» **Exercise objective**:
An exact reproduction of the entries is needed. Keep all pictures out of it.

------

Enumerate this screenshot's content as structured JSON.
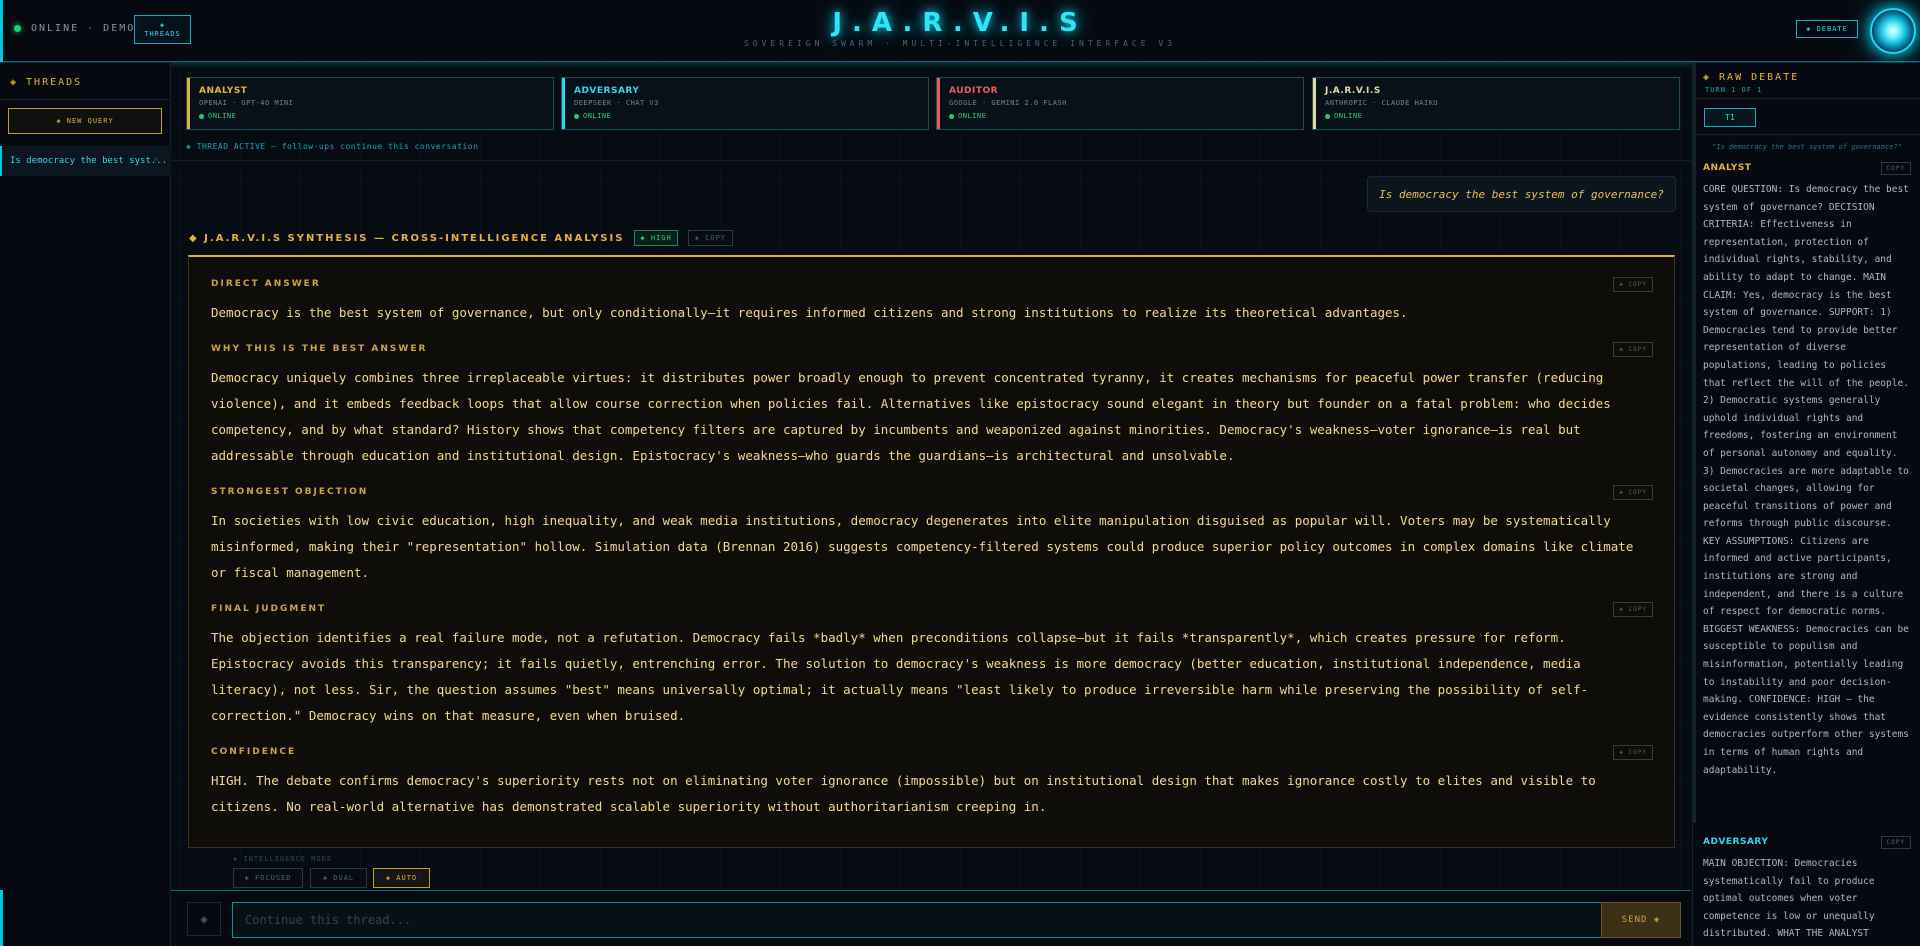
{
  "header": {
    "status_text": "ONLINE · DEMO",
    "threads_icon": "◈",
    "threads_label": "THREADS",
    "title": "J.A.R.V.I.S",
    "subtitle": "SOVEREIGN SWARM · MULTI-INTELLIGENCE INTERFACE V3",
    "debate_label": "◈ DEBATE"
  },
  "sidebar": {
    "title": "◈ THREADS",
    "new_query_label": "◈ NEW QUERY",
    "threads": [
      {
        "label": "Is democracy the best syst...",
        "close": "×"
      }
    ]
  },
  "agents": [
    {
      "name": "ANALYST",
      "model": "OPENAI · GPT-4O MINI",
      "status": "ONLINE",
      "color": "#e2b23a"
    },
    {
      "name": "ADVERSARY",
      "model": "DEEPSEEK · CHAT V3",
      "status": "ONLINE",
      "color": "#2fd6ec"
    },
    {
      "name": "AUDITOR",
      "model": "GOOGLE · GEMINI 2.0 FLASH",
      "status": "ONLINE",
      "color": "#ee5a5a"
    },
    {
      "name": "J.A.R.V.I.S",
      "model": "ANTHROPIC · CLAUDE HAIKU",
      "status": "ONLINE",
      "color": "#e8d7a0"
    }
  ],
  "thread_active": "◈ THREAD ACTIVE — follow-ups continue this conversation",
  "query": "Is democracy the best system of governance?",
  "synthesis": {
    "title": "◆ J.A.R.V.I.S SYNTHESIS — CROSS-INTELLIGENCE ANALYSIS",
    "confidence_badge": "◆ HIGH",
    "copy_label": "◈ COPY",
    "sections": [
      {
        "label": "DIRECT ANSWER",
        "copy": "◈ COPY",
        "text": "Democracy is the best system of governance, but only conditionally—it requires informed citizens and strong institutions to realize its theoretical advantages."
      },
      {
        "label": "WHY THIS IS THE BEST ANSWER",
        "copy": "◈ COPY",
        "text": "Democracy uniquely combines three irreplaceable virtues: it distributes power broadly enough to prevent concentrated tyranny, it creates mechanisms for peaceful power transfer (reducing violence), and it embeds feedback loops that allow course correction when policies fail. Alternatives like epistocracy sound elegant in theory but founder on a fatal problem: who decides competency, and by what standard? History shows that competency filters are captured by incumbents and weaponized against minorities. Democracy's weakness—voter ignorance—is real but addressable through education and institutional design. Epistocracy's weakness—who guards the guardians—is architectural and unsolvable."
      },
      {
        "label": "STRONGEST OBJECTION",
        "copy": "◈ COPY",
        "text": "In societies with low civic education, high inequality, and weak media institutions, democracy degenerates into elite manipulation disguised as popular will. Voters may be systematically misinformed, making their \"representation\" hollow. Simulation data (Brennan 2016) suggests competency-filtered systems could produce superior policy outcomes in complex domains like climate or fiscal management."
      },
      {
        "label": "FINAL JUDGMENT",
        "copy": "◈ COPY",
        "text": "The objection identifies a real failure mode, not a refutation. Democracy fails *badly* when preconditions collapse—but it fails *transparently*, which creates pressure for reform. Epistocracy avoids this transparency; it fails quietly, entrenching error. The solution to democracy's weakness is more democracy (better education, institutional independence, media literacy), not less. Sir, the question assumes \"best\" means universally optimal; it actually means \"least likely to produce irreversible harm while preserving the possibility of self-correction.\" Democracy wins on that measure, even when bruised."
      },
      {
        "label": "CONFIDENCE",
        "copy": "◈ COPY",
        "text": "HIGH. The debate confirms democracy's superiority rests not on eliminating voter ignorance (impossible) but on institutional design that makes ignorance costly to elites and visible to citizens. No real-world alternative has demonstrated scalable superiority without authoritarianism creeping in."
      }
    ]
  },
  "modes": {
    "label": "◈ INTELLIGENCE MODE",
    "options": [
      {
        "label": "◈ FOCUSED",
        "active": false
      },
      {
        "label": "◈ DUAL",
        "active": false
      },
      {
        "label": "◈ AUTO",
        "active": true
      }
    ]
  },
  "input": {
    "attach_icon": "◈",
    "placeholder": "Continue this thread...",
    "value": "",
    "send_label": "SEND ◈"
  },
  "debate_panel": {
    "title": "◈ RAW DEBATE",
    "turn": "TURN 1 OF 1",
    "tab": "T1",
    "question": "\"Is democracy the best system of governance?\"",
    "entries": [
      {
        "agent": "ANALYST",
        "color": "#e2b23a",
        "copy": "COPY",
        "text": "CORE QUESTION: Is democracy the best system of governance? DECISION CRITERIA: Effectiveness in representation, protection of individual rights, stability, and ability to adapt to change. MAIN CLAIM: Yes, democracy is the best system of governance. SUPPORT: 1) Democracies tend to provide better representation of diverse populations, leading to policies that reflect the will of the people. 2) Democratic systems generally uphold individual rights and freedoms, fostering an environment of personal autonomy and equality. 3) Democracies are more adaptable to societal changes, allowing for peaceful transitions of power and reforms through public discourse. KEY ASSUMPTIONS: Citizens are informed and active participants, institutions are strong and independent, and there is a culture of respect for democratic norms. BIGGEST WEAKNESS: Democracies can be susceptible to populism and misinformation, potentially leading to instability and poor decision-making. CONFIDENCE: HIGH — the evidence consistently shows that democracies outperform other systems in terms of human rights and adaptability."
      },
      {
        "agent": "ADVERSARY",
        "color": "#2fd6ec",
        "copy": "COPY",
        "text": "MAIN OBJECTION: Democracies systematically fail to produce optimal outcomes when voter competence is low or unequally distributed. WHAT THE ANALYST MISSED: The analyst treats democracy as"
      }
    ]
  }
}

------

» **Answer to this exercise**:
Enumerate this screenshot's content as structured JSON.
{
  "header": {
    "status_text": "ONLINE · DEMO",
    "threads_icon": "◈",
    "threads_label": "THREADS",
    "title": "J.A.R.V.I.S",
    "subtitle": "SOVEREIGN SWARM · MULTI-INTELLIGENCE INTERFACE V3",
    "debate_label": "◈ DEBATE"
  },
  "sidebar": {
    "title": "◈ THREADS",
    "new_query_label": "◈ NEW QUERY",
    "threads": [
      {
        "label": "Is democracy the best syst...",
        "close": "×"
      }
    ]
  },
  "agents": [
    {
      "name": "ANALYST",
      "model": "OPENAI · GPT-4O MINI",
      "status": "ONLINE",
      "color": "#e2b23a"
    },
    {
      "name": "ADVERSARY",
      "model": "DEEPSEEK · CHAT V3",
      "status": "ONLINE",
      "color": "#2fd6ec"
    },
    {
      "name": "AUDITOR",
      "model": "GOOGLE · GEMINI 2.0 FLASH",
      "status": "ONLINE",
      "color": "#ee5a5a"
    },
    {
      "name": "J.A.R.V.I.S",
      "model": "ANTHROPIC · CLAUDE HAIKU",
      "status": "ONLINE",
      "color": "#e8d7a0"
    }
  ],
  "thread_active": "◈ THREAD ACTIVE — follow-ups continue this conversation",
  "query": "Is democracy the best system of governance?",
  "synthesis": {
    "title": "◆ J.A.R.V.I.S SYNTHESIS — CROSS-INTELLIGENCE ANALYSIS",
    "confidence_badge": "◆ HIGH",
    "copy_label": "◈ COPY",
    "sections": [
      {
        "label": "DIRECT ANSWER",
        "copy": "◈ COPY",
        "text": "Democracy is the best system of governance, but only conditionally—it requires informed citizens and strong institutions to realize its theoretical advantages."
      },
      {
        "label": "WHY THIS IS THE BEST ANSWER",
        "copy": "◈ COPY",
        "text": "Democracy uniquely combines three irreplaceable virtues: it distributes power broadly enough to prevent concentrated tyranny, it creates mechanisms for peaceful power transfer (reducing violence), and it embeds feedback loops that allow course correction when policies fail. Alternatives like epistocracy sound elegant in theory but founder on a fatal problem: who decides competency, and by what standard? History shows that competency filters are captured by incumbents and weaponized against minorities. Democracy's weakness—voter ignorance—is real but addressable through education and institutional design. Epistocracy's weakness—who guards the guardians—is architectural and unsolvable."
      },
      {
        "label": "STRONGEST OBJECTION",
        "copy": "◈ COPY",
        "text": "In societies with low civic education, high inequality, and weak media institutions, democracy degenerates into elite manipulation disguised as popular will. Voters may be systematically misinformed, making their \"representation\" hollow. Simulation data (Brennan 2016) suggests competency-filtered systems could produce superior policy outcomes in complex domains like climate or fiscal management."
      },
      {
        "label": "FINAL JUDGMENT",
        "copy": "◈ COPY",
        "text": "The objection identifies a real failure mode, not a refutation. Democracy fails *badly* when preconditions collapse—but it fails *transparently*, which creates pressure for reform. Epistocracy avoids this transparency; it fails quietly, entrenching error. The solution to democracy's weakness is more democracy (better education, institutional independence, media literacy), not less. Sir, the question assumes \"best\" means universally optimal; it actually means \"least likely to produce irreversible harm while preserving the possibility of self-correction.\" Democracy wins on that measure, even when bruised."
      },
      {
        "label": "CONFIDENCE",
        "copy": "◈ COPY",
        "text": "HIGH. The debate confirms democracy's superiority rests not on eliminating voter ignorance (impossible) but on institutional design that makes ignorance costly to elites and visible to citizens. No real-world alternative has demonstrated scalable superiority without authoritarianism creeping in."
      }
    ]
  },
  "modes": {
    "label": "◈ INTELLIGENCE MODE",
    "options": [
      {
        "label": "◈ FOCUSED",
        "active": false
      },
      {
        "label": "◈ DUAL",
        "active": false
      },
      {
        "label": "◈ AUTO",
        "active": true
      }
    ]
  },
  "input": {
    "attach_icon": "◈",
    "placeholder": "Continue this thread...",
    "value": "",
    "send_label": "SEND ◈"
  },
  "debate_panel": {
    "title": "◈ RAW DEBATE",
    "turn": "TURN 1 OF 1",
    "tab": "T1",
    "question": "\"Is democracy the best system of governance?\"",
    "entries": [
      {
        "agent": "ANALYST",
        "color": "#e2b23a",
        "copy": "COPY",
        "text": "CORE QUESTION: Is democracy the best system of governance? DECISION CRITERIA: Effectiveness in representation, protection of individual rights, stability, and ability to adapt to change. MAIN CLAIM: Yes, democracy is the best system of governance. SUPPORT: 1) Democracies tend to provide better representation of diverse populations, leading to policies that reflect the will of the people. 2) Democratic systems generally uphold individual rights and freedoms, fostering an environment of personal autonomy and equality. 3) Democracies are more adaptable to societal changes, allowing for peaceful transitions of power and reforms through public discourse. KEY ASSUMPTIONS: Citizens are informed and active participants, institutions are strong and independent, and there is a culture of respect for democratic norms. BIGGEST WEAKNESS: Democracies can be susceptible to populism and misinformation, potentially leading to instability and poor decision-making. CONFIDENCE: HIGH — the evidence consistently shows that democracies outperform other systems in terms of human rights and adaptability."
      },
      {
        "agent": "ADVERSARY",
        "color": "#2fd6ec",
        "copy": "COPY",
        "text": "MAIN OBJECTION: Democracies systematically fail to produce optimal outcomes when voter competence is low or unequally distributed. WHAT THE ANALYST MISSED: The analyst treats democracy as"
      }
    ]
  }
}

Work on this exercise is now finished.